I'm trying to understand Vopěnka's Principle, which is a large cardinal axiom. One version of the principle is that there does not exist a proper class of directed graphs such that there are no homomorphisms between any two graphs in the class. This is a large cardinal axiom because it implies the existence of a proper class of measurable cardinals. If Vopěnka's principle is true, then it is not provable in ZFC, since it implies the consistency of ZFC. (It's falsity may be provable in ZFC.)

I presume that since it functions as a large cardinal axiom, then it must fail at small cardinals (i.e. cardinals whose existence is provable within ZFC, such as $\aleph_\omega$). Is there an explicit construction for any such cardinal $\kappa$ there exists a set of graphs of size $\kappa$ such that Vopěnka's Principle fails for that set?
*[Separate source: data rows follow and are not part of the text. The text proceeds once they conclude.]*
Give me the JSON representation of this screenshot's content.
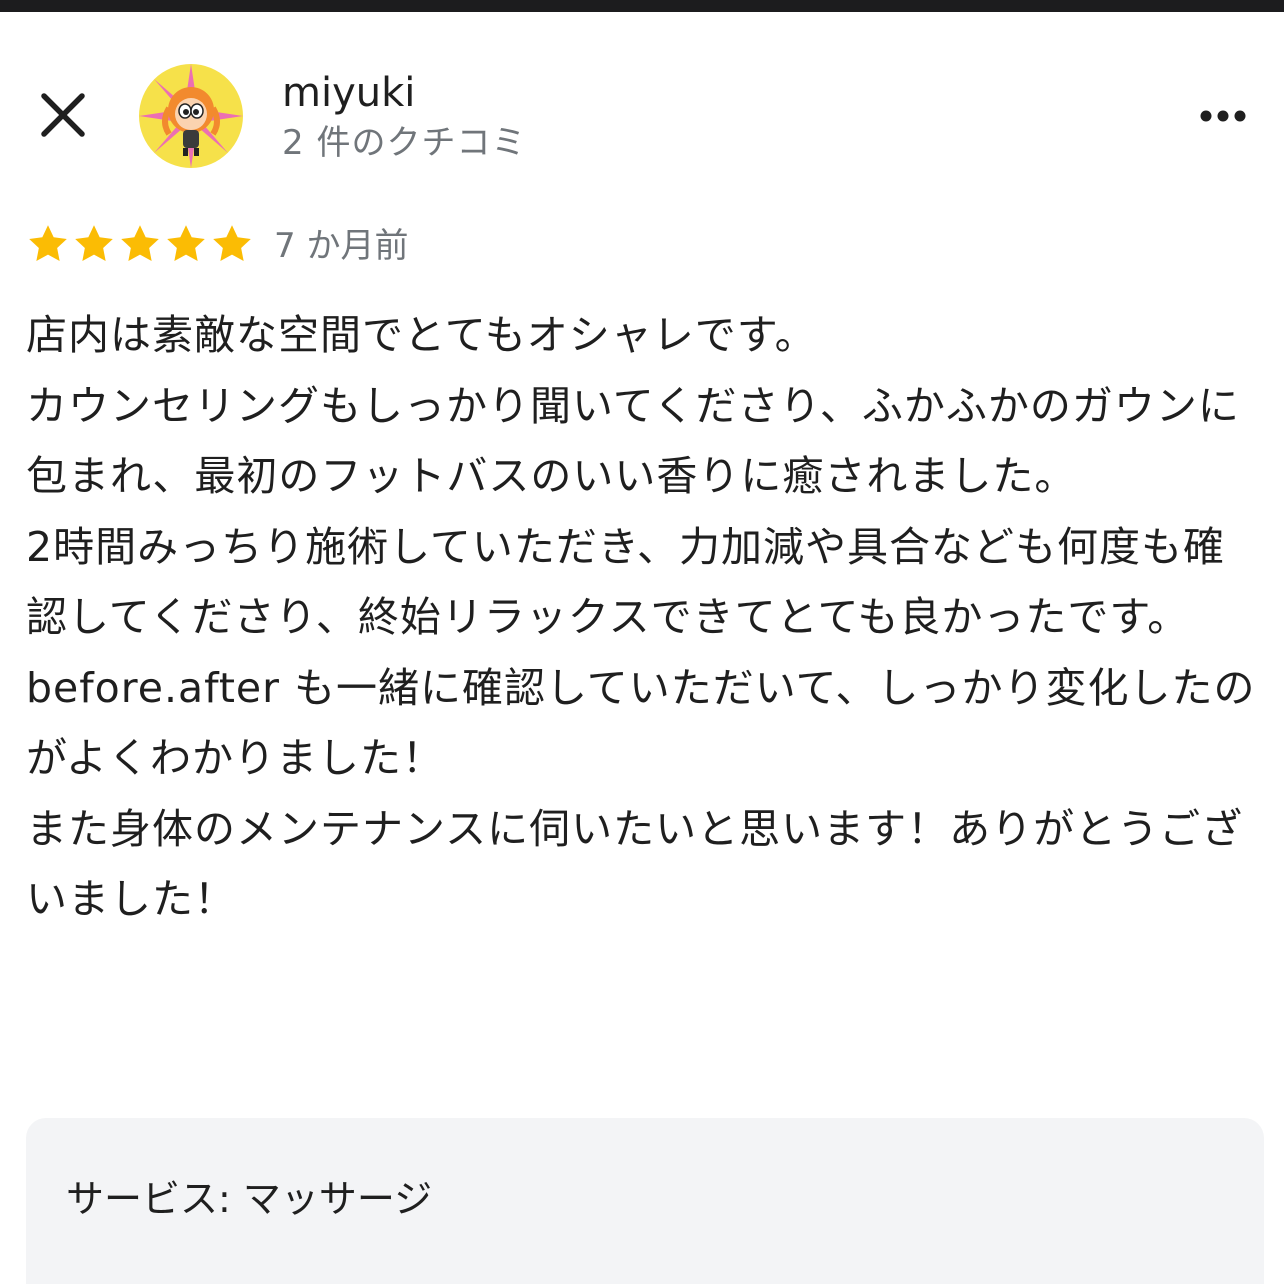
{
  "colors": {
    "star": "#FBBC04",
    "text_primary": "#1f1f1f",
    "text_secondary": "#70757a",
    "service_bg": "#f3f4f6"
  },
  "header": {
    "close_icon": "close-icon",
    "user_name": "miyuki",
    "review_count": "2 件のクチコミ",
    "more_icon": "more-horizontal-icon"
  },
  "review": {
    "rating": 5,
    "rating_max": 5,
    "time_ago": "7 か月前",
    "paragraphs": [
      "店内は素敵な空間でとてもオシャレです。",
      "カウンセリングもしっかり聞いてくださり、ふかふかのガウンに包まれ、最初のフットバスのいい香りに癒されました。",
      "2時間みっちり施術していただき、力加減や具合なども何度も確認してくださり、終始リラックスできてとても良かったです。",
      "before.after も一緒に確認していただいて、しっかり変化したのがよくわかりました！",
      "また身体のメンテナンスに伺いたいと思います！ありがとうございました！"
    ]
  },
  "service": {
    "label": "サービス: マッサージ"
  }
}
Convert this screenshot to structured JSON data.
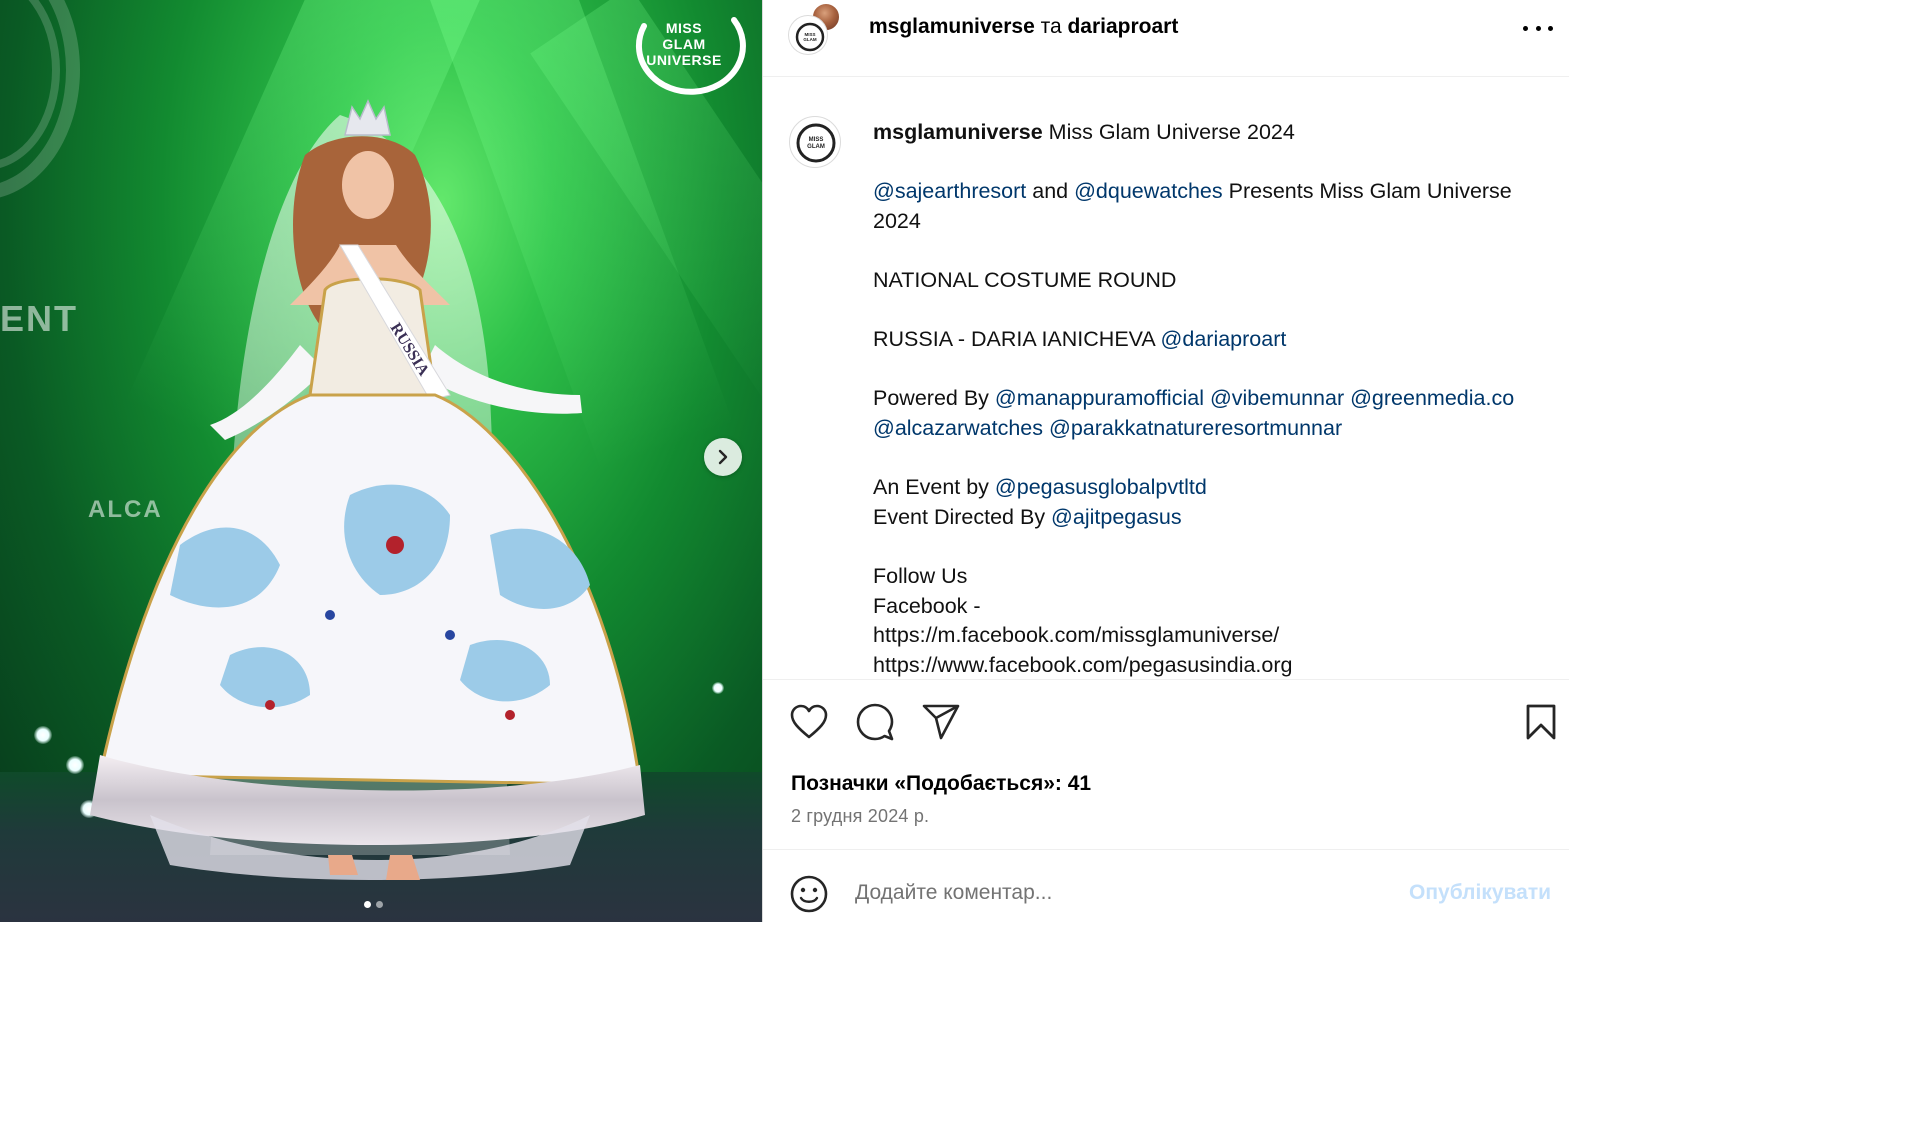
{
  "photo": {
    "logo_lines": [
      "MISS",
      "GLAM",
      "UNIVERSE"
    ],
    "stage_text_ent": "ENT",
    "stage_text_alca": "ALCA",
    "sash_text": "RUSSIA",
    "carousel": {
      "total": 2,
      "active": 0
    }
  },
  "header": {
    "author": "msglamuniverse",
    "conjunction": " та ",
    "collaborator": "dariaproart"
  },
  "caption": {
    "author": "msglamuniverse",
    "title": " Miss Glam Universe 2024",
    "line1_mention_a": "@sajearthresort",
    "line1_and": " and ",
    "line1_mention_b": "@dquewatches",
    "line1_rest": " Presents Miss Glam Universe 2024",
    "round": "NATIONAL COSTUME ROUND",
    "contestant": "RUSSIA - DARIA IANICHEVA ",
    "contestant_mention": "@dariaproart",
    "powered_label": "Powered By ",
    "powered_mentions": [
      "@manappuramofficial",
      "@vibemunnar",
      "@greenmedia.co",
      "@alcazarwatches",
      "@parakkatnatureresortmunnar"
    ],
    "event_label": "An Event by ",
    "event_mention": "@pegasusglobalpvtltd",
    "directed_label": "Event Directed By ",
    "directed_mention": "@ajitpegasus",
    "follow": "Follow Us",
    "facebook": "Facebook -",
    "link1": "https://m.facebook.com/missglamuniverse/",
    "link2": "https://www.facebook.com/pegasusindia.org"
  },
  "actions": {
    "likes_label": "Позначки «Подобається»: 41",
    "date": "2 грудня 2024 р."
  },
  "comment": {
    "placeholder": "Додайте коментар...",
    "publish": "Опублікувати"
  },
  "icons": [
    "more-icon",
    "heart-icon",
    "comment-icon",
    "share-icon",
    "bookmark-icon",
    "emoji-icon",
    "chevron-right-icon"
  ],
  "colors": {
    "mention": "#00376b",
    "muted": "#737373",
    "publish_disabled": "#c4e0fb"
  }
}
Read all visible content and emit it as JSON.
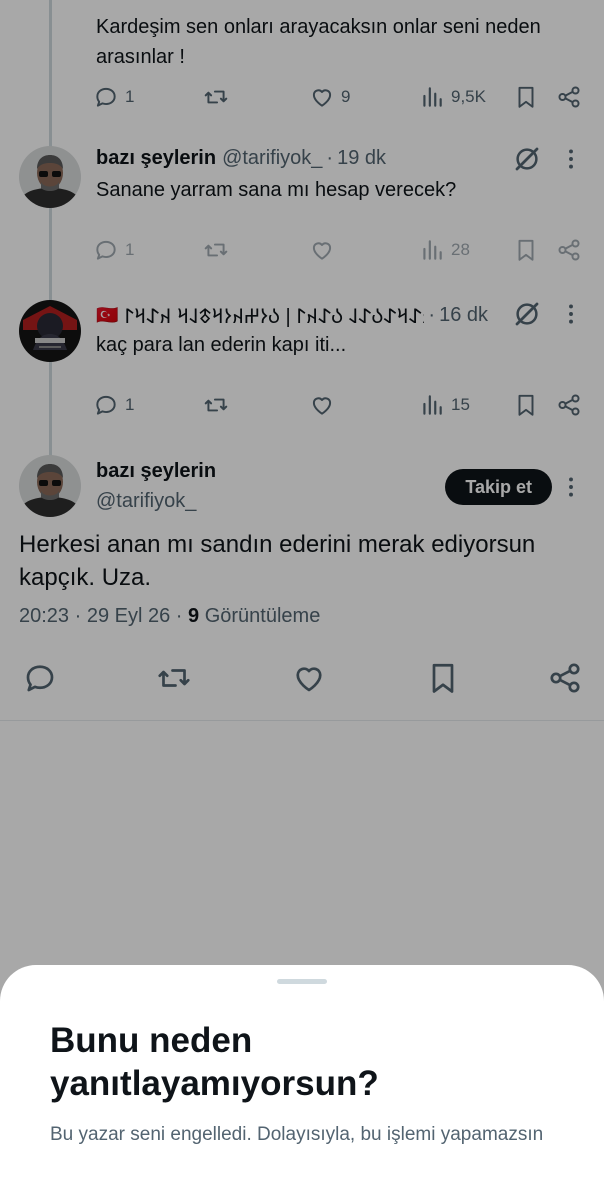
{
  "thread": {
    "prev_tweet": {
      "text": "Kardeşim sen onları arayacaksın onlar seni neden arasınlar !",
      "replies": "1",
      "likes": "9",
      "views": "9,5K"
    },
    "tweet1": {
      "name": "bazı şeylerin",
      "handle": "@tarifiyok_",
      "time": "19 dk",
      "text": "Sanane yarram sana mı hesap verecek?",
      "replies": "1",
      "views": "28"
    },
    "tweet2": {
      "flag": "🇹🇷",
      "name": "𐰴𐰀𐰺𐰀𐰉𐰀𐰞 𐰉𐰀𐰴𐰃 | 𐰉𐰆𐰔𐰴𐰆𐰺𐱃𐰞𐰺 𐰴𐰀𐰺𐰃 ..",
      "time": "16 dk",
      "text": "kaç para lan ederin kapı iti...",
      "replies": "1",
      "views": "15"
    },
    "main": {
      "name": "bazı şeylerin",
      "handle": "@tarifiyok_",
      "follow_label": "Takip et",
      "text": "Herkesi anan mı sandın ederini merak ediyorsun kapçık. Uza.",
      "time": "20:23",
      "date": "29 Eyl 26",
      "views_count": "9",
      "views_label": "Görüntüleme"
    }
  },
  "sheet": {
    "title": "Bunu neden yanıtlayamıyorsun?",
    "description": "Bu yazar seni engelledi. Dolayısıyla, bu işlemi yapamazsın"
  },
  "icons": [
    "reply-icon",
    "retweet-icon",
    "like-icon",
    "views-icon",
    "bookmark-icon",
    "share-icon",
    "grok-icon",
    "more-icon"
  ],
  "colors": {
    "text": "#0f1419",
    "secondary": "#536471",
    "button_bg": "#0f1419",
    "sheet_bg": "#ffffff"
  }
}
In other words, there are no two homomorphisms between the two graphs in that set?

I can come up with a construction for $\aleph_0$, but that's it. (For $\aleph_0$, the set of directed cycle graphs with a prime number of vertices does the trick, I think.)